Those practicing Transcendental Meditation said they felt a lot better -- less stressed along with a greater sense of inner freedom and resilience.
"It has been difficult to find peace and happiness in such an environment (prison).... ," one subject said. "Meditating twice a day has helped lessen my stress levels, allowed me to connect to and center myself at deeper levels, and to retreat, reflect, and problem solve.... Meditating helps facilitate my mental clarity, while at the same time calming me. TM has not only helped me mentally, my physical health has also improved. My blood pressure has gone down and my sleep, though I have insomnia, is deeper and more relaxed. I feel more energized."
In one case, an inmate who had been suffering from severe post-traumatic stress disorder (PTSD) experienced significant relief.
"Before I learned TM I was waking up several times a week with night terrors -- literally screaming. I would only sleep a few hours per night because I was so frightened of my dreams. I had horrible flashbacks, nightmares, and severe PTSD. Almost immediately I saw the beneficial effects of TM.... I am able to fully focus throughout the day and have an inner peace and understanding..."
And another inmate discovered an inner freedom along with improved relationships with others.
"I feel so open and have gained such a deep sense of surrender to my life and the feelings surrounding my incarceration. I no longer feel imprisoned. I now feel my freedom from the inside of me. My relationships have blossomed and grown so much since I began using TM."
Consistent with previous research on prisoners
Transcendental Meditation has been implemented in other prison settings for the purpose of studying other mental health and behavioral factors. At La Tuna federal penitentiary near El Paso, Texas, findings suggested that Transcendental Meditation reduces obsessive-compulsive behavior, decreases social introversion, and increases positive social relations. A study at Folsom State Prison in California found a reduction in anxiety and neuroticism, as well as improved sleep.
Research in several prisons, including Folsom State Prison and San Quentin State Prison in California and Walpole State Prison in Massachusetts. found reduced rates of recidivism, ranging from 33% to 47%.
Expanding preventive medicine to include mind-body approaches
In addition to the study on TM, the January 2017 issue of The Permanente Journal includes a companion editorial by Charles Elder, MD, MPH, FACP, titled, "Mind-Body Training for At-Risk Populations: Preventative Medicine at its Best."
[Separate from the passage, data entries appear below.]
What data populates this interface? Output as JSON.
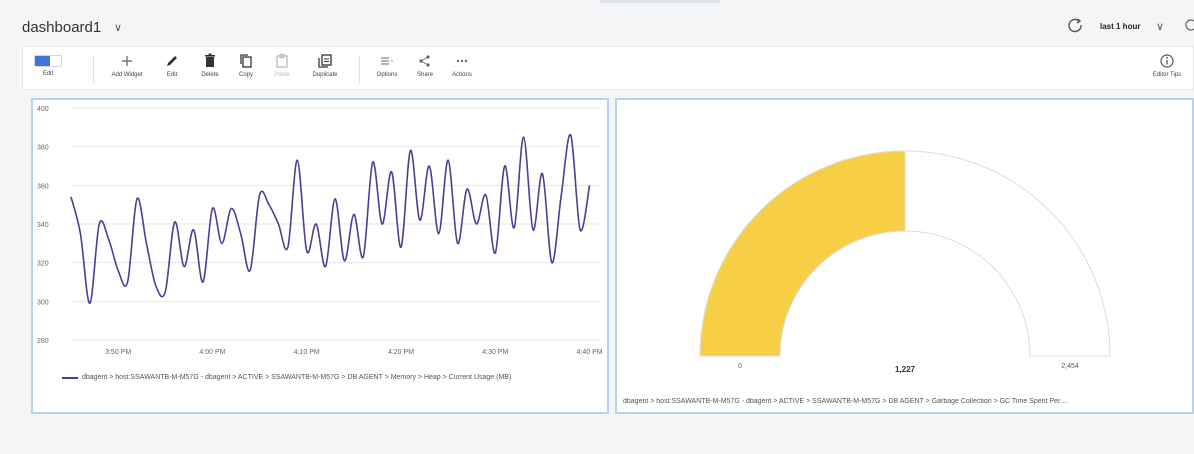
{
  "header": {
    "title": "dashboard1",
    "time_range": "last 1 hour"
  },
  "toolbar": {
    "edit_toggle_label": "Edit",
    "add_widget": "Add Widget",
    "edit": "Edit",
    "delete": "Delete",
    "copy": "Copy",
    "paste": "Paste",
    "duplicate": "Duplicate",
    "options": "Options",
    "share": "Share",
    "actions": "Actions",
    "editor_tips": "Editor Tips"
  },
  "line_widget": {
    "legend": "dbagent > host:SSAWANTB-M-M57G - dbagent > ACTIVE > SSAWANTB-M-M57G > DB AGENT > Memory > Heap > Current Usage (MB)"
  },
  "gauge_widget": {
    "caption": "dbagent > host:SSAWANTB-M-M57G - dbagent > ACTIVE > SSAWANTB-M-M57G > DB AGENT > Garbage Collection > GC Time Spent Per ..."
  },
  "chart_data": [
    {
      "type": "line",
      "title": "",
      "xlabel": "",
      "ylabel": "",
      "ylim": [
        280,
        400
      ],
      "yticks": [
        280,
        300,
        320,
        340,
        360,
        380,
        400
      ],
      "xlim": [
        0,
        56
      ],
      "x_ticks": [
        {
          "x": 5,
          "label": "3:50 PM"
        },
        {
          "x": 15,
          "label": "4:00 PM"
        },
        {
          "x": 25,
          "label": "4:10 PM"
        },
        {
          "x": 35,
          "label": "4:20 PM"
        },
        {
          "x": 45,
          "label": "4:30 PM"
        },
        {
          "x": 55,
          "label": "4:40 PM"
        }
      ],
      "grid": true,
      "legend_position": "bottom",
      "color": "#4a3f97",
      "series": [
        {
          "name": "dbagent > host:SSAWANTB-M-M57G - dbagent > ACTIVE > SSAWANTB-M-M57G > DB AGENT > Memory > Heap > Current Usage (MB)",
          "points": [
            [
              0,
              354
            ],
            [
              1,
              335
            ],
            [
              2,
              299
            ],
            [
              3,
              340
            ],
            [
              4,
              332
            ],
            [
              5,
              316
            ],
            [
              6,
              310
            ],
            [
              7,
              353
            ],
            [
              8,
              330
            ],
            [
              9,
              308
            ],
            [
              10,
              305
            ],
            [
              11,
              341
            ],
            [
              12,
              318
            ],
            [
              13,
              337
            ],
            [
              14,
              310
            ],
            [
              15,
              348
            ],
            [
              16,
              330
            ],
            [
              17,
              348
            ],
            [
              18,
              335
            ],
            [
              19,
              316
            ],
            [
              20,
              355
            ],
            [
              21,
              350
            ],
            [
              22,
              340
            ],
            [
              23,
              328
            ],
            [
              24,
              373
            ],
            [
              25,
              326
            ],
            [
              26,
              340
            ],
            [
              27,
              318
            ],
            [
              28,
              353
            ],
            [
              29,
              321
            ],
            [
              30,
              345
            ],
            [
              31,
              323
            ],
            [
              32,
              372
            ],
            [
              33,
              340
            ],
            [
              34,
              367
            ],
            [
              35,
              328
            ],
            [
              36,
              378
            ],
            [
              37,
              342
            ],
            [
              38,
              370
            ],
            [
              39,
              335
            ],
            [
              40,
              373
            ],
            [
              41,
              330
            ],
            [
              42,
              358
            ],
            [
              43,
              340
            ],
            [
              44,
              355
            ],
            [
              45,
              325
            ],
            [
              46,
              370
            ],
            [
              47,
              338
            ],
            [
              48,
              385
            ],
            [
              49,
              337
            ],
            [
              50,
              366
            ],
            [
              51,
              320
            ],
            [
              52,
              355
            ],
            [
              53,
              386
            ],
            [
              54,
              337
            ],
            [
              55,
              360
            ]
          ]
        }
      ]
    },
    {
      "type": "gauge",
      "min": 0,
      "max": 2454,
      "value": 1227,
      "min_label": "0",
      "max_label": "2,454",
      "value_label": "1,227",
      "color": "#f6cf46"
    }
  ]
}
According to Charles Elder, MD, Kaiser Permanente, Northwest, "A principle advantage of the TM technique is a time-tested, standardized intervention protocol.... Once taught the Transcendental Meditation technique, an individual can use the skill for the duration of his or her life, as a stress management tool, providing ongoing benefits across a range of domains. In addition to helping the inmate cope with the stress of incarceration, there is a range of additional 'side benefits,' ranging from reduced recidivism to improved cardiovascular health."